Treble smoothness is the second aspect of the RS 180’s performance that I found laudable. Cymbals are rendered cleanly with good definition. Vocal sibilants are kept in check, too. I would say that upper treble is somewhat down in level, but this is far from the worst coloration you’ll hear on headphones (including those costing many times what the RS180’s do).
I think most people would also enjoy the bass that the RS 180s deliver. Mid-bass is ample without being bloated and string and drum definition is quite good. You don’t get the sense that the lowest octave is as strong as the rest of the bass range, but like the upper treble, this probably won’t be of maximal consequence for many listeners.
In the midrange, I liked the RS 180s better than many other Sennheisers. Balance within the midrange seems mostly even, and this is key. Vocals sound smooth with a level a clarity that won’t have you wondering why things sound muffled.
With all those good qualities in mind, the RS 180s don’t strike me as state of the art. At this price, you shouldn’t expect that, but it may help to know how they deviate from perfection to determine if they’re likely to be your cup of tea. First off, the RS 180s aren’t the most vivid or dynamic headphones you’ll hear. You get the feeling that you’re listening to music through a thin, almost unnoticeable veil. This is usually a function of limited microdynamic depth. You also get the feeling that the headphones are holding back a bit to avoid losing control. It reminds me somewhat of the difference you hear between a good headphone amp and a great one. The balance mostly remains the same, but on the great amp everything just seems more “there” without any deleterious side effects.
I’d also say that the bass performance could offer more definition and clarity. You might not notice what’s missing, of course, until you listen to better (and likely more costly) headphones, because the RS 180 bass is quite good.
The great thing about these Sennheisers is that you have to look to find the flaws—they don’t hit you over the head. And with a list price of $379, which for all intents and purposes includes a headphone amp, the RS 180s offer a good value. Grado (SR 325is) and AKG (K 702) offer headphones at around this price point on the street that are quite different as well as very good (more midrange focused, more vivid). Shure offers a less expensive and superb headphone (SRH 840), which has broad similarities to the RS 180s. But all these headphones need an amp, so the price difference isn’t what you might think, and in some cases favors the Sennheisers. And of course none of these conventional headphones is wireless.

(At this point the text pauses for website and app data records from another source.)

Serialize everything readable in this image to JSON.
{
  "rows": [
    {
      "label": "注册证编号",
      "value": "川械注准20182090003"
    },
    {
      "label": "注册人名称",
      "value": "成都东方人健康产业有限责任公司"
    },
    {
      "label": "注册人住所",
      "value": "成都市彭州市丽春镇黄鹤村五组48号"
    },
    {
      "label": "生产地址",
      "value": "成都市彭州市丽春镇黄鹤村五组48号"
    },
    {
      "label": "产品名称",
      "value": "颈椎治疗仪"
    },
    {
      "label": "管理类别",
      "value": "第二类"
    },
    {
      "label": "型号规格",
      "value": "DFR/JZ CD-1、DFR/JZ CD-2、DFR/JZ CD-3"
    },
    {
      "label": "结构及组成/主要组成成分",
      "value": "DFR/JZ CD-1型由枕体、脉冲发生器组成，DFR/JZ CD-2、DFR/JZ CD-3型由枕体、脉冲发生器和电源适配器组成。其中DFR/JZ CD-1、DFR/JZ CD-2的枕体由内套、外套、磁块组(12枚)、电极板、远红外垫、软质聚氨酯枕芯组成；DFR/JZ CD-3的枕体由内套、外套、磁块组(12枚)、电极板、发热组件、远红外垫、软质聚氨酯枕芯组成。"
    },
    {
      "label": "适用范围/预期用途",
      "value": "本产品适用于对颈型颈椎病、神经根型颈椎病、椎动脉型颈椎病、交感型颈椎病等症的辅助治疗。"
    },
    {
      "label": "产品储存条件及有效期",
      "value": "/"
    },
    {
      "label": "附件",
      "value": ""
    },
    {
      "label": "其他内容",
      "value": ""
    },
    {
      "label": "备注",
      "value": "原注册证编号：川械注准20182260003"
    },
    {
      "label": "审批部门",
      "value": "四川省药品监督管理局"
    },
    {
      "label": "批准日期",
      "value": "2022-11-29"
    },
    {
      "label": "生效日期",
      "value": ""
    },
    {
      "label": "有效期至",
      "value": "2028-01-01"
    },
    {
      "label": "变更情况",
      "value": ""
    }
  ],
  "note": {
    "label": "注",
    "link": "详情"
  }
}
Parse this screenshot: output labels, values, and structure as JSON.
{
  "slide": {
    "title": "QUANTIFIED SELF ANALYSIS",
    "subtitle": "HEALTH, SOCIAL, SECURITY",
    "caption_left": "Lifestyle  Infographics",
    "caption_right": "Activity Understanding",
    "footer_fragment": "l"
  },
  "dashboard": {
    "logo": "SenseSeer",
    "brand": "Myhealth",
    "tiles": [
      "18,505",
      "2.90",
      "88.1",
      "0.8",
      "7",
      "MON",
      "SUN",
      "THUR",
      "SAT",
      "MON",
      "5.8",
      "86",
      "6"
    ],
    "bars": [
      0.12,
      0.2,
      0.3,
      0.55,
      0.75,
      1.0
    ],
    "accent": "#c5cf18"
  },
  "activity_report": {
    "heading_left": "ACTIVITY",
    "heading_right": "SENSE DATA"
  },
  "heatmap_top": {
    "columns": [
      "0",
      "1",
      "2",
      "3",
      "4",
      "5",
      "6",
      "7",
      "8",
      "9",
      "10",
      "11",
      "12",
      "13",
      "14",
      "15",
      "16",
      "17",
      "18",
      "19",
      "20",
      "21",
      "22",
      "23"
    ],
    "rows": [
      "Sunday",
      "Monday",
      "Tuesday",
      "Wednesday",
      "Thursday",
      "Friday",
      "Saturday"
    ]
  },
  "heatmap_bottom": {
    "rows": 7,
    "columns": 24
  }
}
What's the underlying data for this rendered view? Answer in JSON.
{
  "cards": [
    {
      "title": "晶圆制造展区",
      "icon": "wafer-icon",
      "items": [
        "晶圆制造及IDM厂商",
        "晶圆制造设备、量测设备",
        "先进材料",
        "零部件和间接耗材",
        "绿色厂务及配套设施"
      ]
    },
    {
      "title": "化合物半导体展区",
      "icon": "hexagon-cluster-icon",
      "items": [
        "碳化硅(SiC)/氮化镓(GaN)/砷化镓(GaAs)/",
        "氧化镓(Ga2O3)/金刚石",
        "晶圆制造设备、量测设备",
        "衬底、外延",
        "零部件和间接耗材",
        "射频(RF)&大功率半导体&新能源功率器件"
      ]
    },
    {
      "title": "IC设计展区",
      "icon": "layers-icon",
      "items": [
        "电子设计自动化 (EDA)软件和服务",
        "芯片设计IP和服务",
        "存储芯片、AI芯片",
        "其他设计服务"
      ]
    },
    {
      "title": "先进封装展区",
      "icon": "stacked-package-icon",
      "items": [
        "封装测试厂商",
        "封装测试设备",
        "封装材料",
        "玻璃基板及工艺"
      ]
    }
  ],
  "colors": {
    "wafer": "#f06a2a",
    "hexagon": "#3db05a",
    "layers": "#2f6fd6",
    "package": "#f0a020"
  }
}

On Shelby Lynne’s “You Don’t Have a Heart” from Suit Yourself [Capitol], the drive and punch of the rhythm section comes through pretty well and instrumental separation is good. Vocal and guitar clarity is slightly shaded.
On “Times Like These” from Jack Johnson’s On and On [Universal], the bass is warm without covering up the rest of the mix at all. The bass has a good sense of air, with some loss of definition and depth. On “Gone” from the same album, the cymbals sound clear and very clean, but there is more sense of “stick” and less of “shimmer” than one would hear live.
On the power pop in “No Good in Goodbye” from Jewel’s Sweet and Wild, the whole mix seems slightly distant. You can hear each instrument well, which is impressive, but you can’t hear into all of the music’s subtleties.
On Paavo Jarvi’s brilliant rendition of the Beethoven Third Symphony [RCA Red Seal], the orchestra has lovely warmth, with bass and cello admirably balanced against the active yet smooth strings. The definition of instrumental lines is also well preserved. The only issue you might have is that the hall sound is a bit diminished.
The Sennheiser RS 180s have fundamental sonic strengths and relatively subtle weaknesses. As such they would be very competitive with wired headphones in their price class. Since they add to this sonic package the undeniably useful wireless feature, they must be considered a special value.
Sennheiser RS 180 Wireless Headphone
Frequency response: 18 Hz – 21 kHz
Transducer: open, dynamic
Ear coupling: circumaural
Impedance: 32 ohms
Weight: 204 g
Signal-to-Noise Ratio: 85 db
Wireless Range: 100 m